Assignment: All of the lines below should be output exactly as shown.

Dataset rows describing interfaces
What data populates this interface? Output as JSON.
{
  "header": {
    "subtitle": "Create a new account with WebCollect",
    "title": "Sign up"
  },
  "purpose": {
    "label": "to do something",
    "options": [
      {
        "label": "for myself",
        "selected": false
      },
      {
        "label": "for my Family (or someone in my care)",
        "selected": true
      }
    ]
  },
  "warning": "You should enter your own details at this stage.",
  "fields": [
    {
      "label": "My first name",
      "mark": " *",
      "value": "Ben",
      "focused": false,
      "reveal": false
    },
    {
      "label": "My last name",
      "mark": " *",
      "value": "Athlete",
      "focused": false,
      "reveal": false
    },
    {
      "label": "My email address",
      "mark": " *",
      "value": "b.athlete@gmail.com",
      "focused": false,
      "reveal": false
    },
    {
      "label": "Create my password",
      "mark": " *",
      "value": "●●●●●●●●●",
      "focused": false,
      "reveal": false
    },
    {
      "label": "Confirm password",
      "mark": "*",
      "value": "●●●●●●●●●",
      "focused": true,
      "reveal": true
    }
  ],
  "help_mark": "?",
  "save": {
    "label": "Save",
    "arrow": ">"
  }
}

Answer space:
What data populates this interface? Output as JSON.
{
  "header": {
    "subtitle": "Create a new account with WebCollect",
    "title": "Sign up"
  },
  "purpose": {
    "label": "to do something",
    "options": [
      {
        "label": "for myself",
        "selected": false
      },
      {
        "label": "for my Family (or someone in my care)",
        "selected": true
      }
    ]
  },
  "warning": "You should enter your own details at this stage.",
  "fields": [
    {
      "label": "My first name",
      "mark": " *",
      "value": "Ben",
      "focused": false,
      "reveal": false
    },
    {
      "label": "My last name",
      "mark": " *",
      "value": "Athlete",
      "focused": false,
      "reveal": false
    },
    {
      "label": "My email address",
      "mark": " *",
      "value": "b.athlete@gmail.com",
      "focused": false,
      "reveal": false
    },
    {
      "label": "Create my password",
      "mark": " *",
      "value": "●●●●●●●●●",
      "focused": false,
      "reveal": false
    },
    {
      "label": "Confirm password",
      "mark": "*",
      "value": "●●●●●●●●●",
      "focused": true,
      "reveal": true
    }
  ],
  "help_mark": "?",
  "save": {
    "label": "Save",
    "arrow": ">"
  }
}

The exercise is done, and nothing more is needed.